Roll wicket every day if conditions allow in 3 x 20 min spells with 1.5-2 tonne roller to consolidate and release moisture from wicket. Mow as required to keep sward at desired height (6-4mm).

Day 10-5

Keep wicket dry, if possible, with flat sheets.

Day 5-1

Use raised covers, if available, to keep wicket dry but still allow air movement.

Day 3-1

Reduce wicket height to 5mm, mark out using string lines for accuracy.

Day 1

Final mowing at 4mm, overmark, set stump holes.

After match wicket repairs begin with the brushing and sweeping up of any surface debris, soaking the wicket, scarifying, spike, top dress and overseed. Additional work may be required to repair foot hole damage.


Remember not to neglect the outfield; it too has a major effect on a game if unattended. The outfield should be treated the same as any other natural grass pitch, carrying out regular mowing, aeration and feeding programmes to maintain a healthy sward.

Weed infestation can be prolific during May, when most weeds are actively producing flower and seed heads as part of the reproduction life cycle. These flower stalks can affect the appearance and performance of the outfield. A timely application of a broad leaf weed killer will control these weeds.

Apply selective broadleaf herbicides when plant growth is active. There are a number of products available for controlling broad leaf weeds in established turf.

These chemicals are best used when the weeds are actively growing, usually between April-October.

  • Tritox (Contains 178g/L (16.2%w/w) MCPA 54.g/L(4.9%w/w) mecoprop-p and 15g/L (1.4%w/w) dicamba and potassium salts. Scotts.
  • Intrepid 2. (Contains 20.8g/L dicamba,166g/L dichlorprop-p ans 166.5g/L MCPA). Scotts.
  • Greenor. (Contains: 40g/L fluroxypyr, 20g/L clopyralid and 200g/L MCPA). Rigby Taylor.
  • Bastion T. (Contains: 72g/L fluroxypyr and 300g/L mecoprop-p ). Rigby Taylor.
  • Dormone (Contains 465g/L2,4-D(38.1%w/w) as the diethanolamine salt). A herbicide which can be used near water. Bayer Environmental Science.
  • Supertox 30 (Contains 95g/L (8.8%w/w) mecoprop-p and 93.5g/L(8.7%w/w) as the diethanolamine salts). Bayer Environmental Science.

These herbicides are usually applied as a liquid using knapsack sprayers and vehicle mounted sprayers.

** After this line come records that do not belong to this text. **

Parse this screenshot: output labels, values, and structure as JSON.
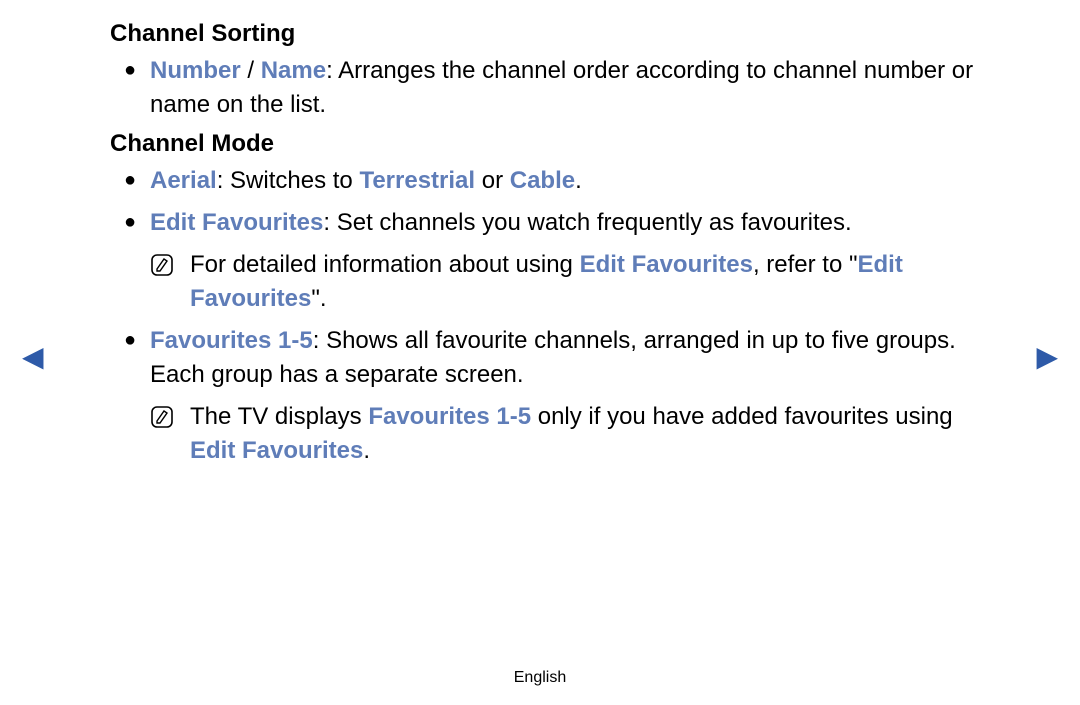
{
  "nav": {
    "prev_glyph": "◀",
    "next_glyph": "▶"
  },
  "footer": {
    "language": "English"
  },
  "sections": {
    "sorting": {
      "heading": "Channel Sorting",
      "item1": {
        "term1": "Number",
        "slash": " / ",
        "term2": "Name",
        "desc": ": Arranges the channel order according to channel number or name on the list."
      }
    },
    "mode": {
      "heading": "Channel Mode",
      "aerial": {
        "term": "Aerial",
        "t1": ": Switches to ",
        "opt1": "Terrestrial",
        "t2": " or ",
        "opt2": "Cable",
        "t3": "."
      },
      "editfav": {
        "term": "Edit Favourites",
        "desc": ": Set channels you watch frequently as favourites."
      },
      "editfav_note": {
        "t1": "For detailed information about using ",
        "b1": "Edit Favourites",
        "t2": ", refer to \"",
        "b2": "Edit Favourites",
        "t3": "\"."
      },
      "fav15": {
        "term": "Favourites 1-5",
        "desc": ": Shows all favourite channels, arranged in up to five groups. Each group has a separate screen."
      },
      "fav15_note": {
        "t1": "The TV displays ",
        "b1": "Favourites 1-5",
        "t2": " only if you have added favourites using ",
        "b2": "Edit Favourites",
        "t3": "."
      }
    }
  },
  "glyphs": {
    "bullet": "●"
  }
}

Ensure you follow manufacturer's directions, health & safety and product data sheets, and comply with COSHH regulations, when using these chemicals.

Herbicides are an effective tool where high quality turf is desired. However, they must be applied with care and accuracy and in the context of a good overall turf management programme. Before using any herbicide, carefully review the label for conditions of use including rates, methods of application, and precautions. Never use a herbicide in any manner contrary to its label and be sure that the herbicide will not injure the turfgrass species